“The players still believe in the project, and that’s the biggest thing. They had fun. Some players didn’t want to be in there. Kevin MacPhee had a bad time playing Six-Max events online where he finished last twice, was gutted, didn’t want to play in the league, and Bryn Kenney said I want you in The Cube. And he came back two days later because he loved it so much. MacPhee was the revelation of the summer. His moves were amazing.

“The players give us good feedback. Igor Kurganov stayed for an hour after his match; I love that. On the downside it’s tough. The reasons we’re here during the WSOP is because everyone is here. But we forgot that people are here to play the WSOP and might not necessarily want to be in The Cube. It was a huge challenge getting players here. For example, the other day George Danzer was secured, he made two final tables; Davidi Kitai replaced him and then couldn’t play, and Fabrice Soulier has to bust or double up in a tournament. I don’t want Fabrice to be in that situation.”

What have we learned from Jungleman’s involvement?

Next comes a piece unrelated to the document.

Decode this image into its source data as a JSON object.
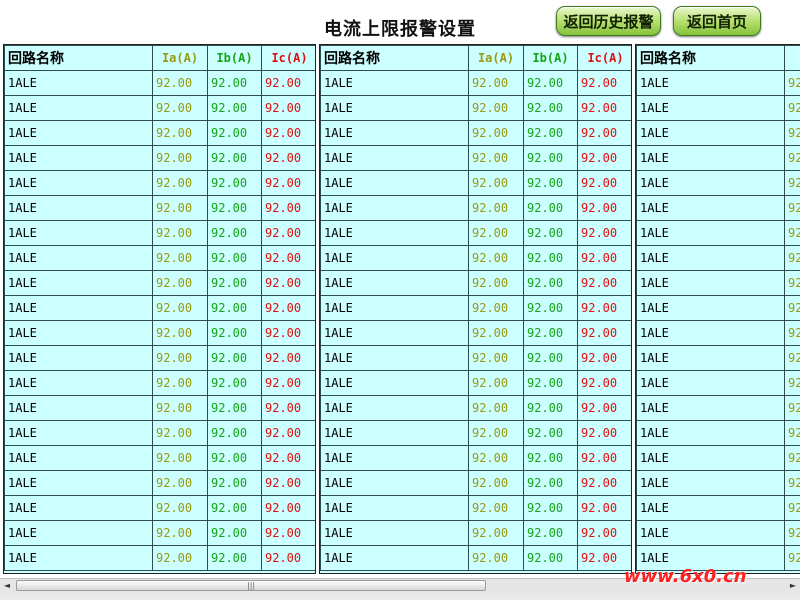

“People want to get back to High Stakes Poker and the characters. We want to see the superstars, but we also want to see the likes of Hevad Khan, remember him? They want bad guys and want to see them lose. Jungleman has sparked a bad guy thing in almost a WWE way, and he was up against the beautiful Xuan Liu, and everyone wanted Xuan to win. And she did win. Jungle was great, funny, and hilarious, and respectful before and after the event.

“Nobody gave Scott Ball a chance and he won all three of his matches in The Cube. Chris Moorman was upset playing him because he uses trash talk and Ball won. He is one of the top scorers in our league. He has used the league somehow differently. He is looking at it saying I am a GPL player first, whereas others are poker players first.”

If I gave you 10,000 hours to work on anything that would make the GPL better what would you do with them and why?

“I would try and find the time where you don’t bother the players, and they can just focus on the league. So perhaps use those hours to work with the other circuits to see what we can do together – maybe an EPT Barcelona stop, or a WPT Five Diamond stop. I think a lot more would come from us having matches in live spaces, and it would make a buzz. We are still very much unknown. We need to find a way to expose our best players.”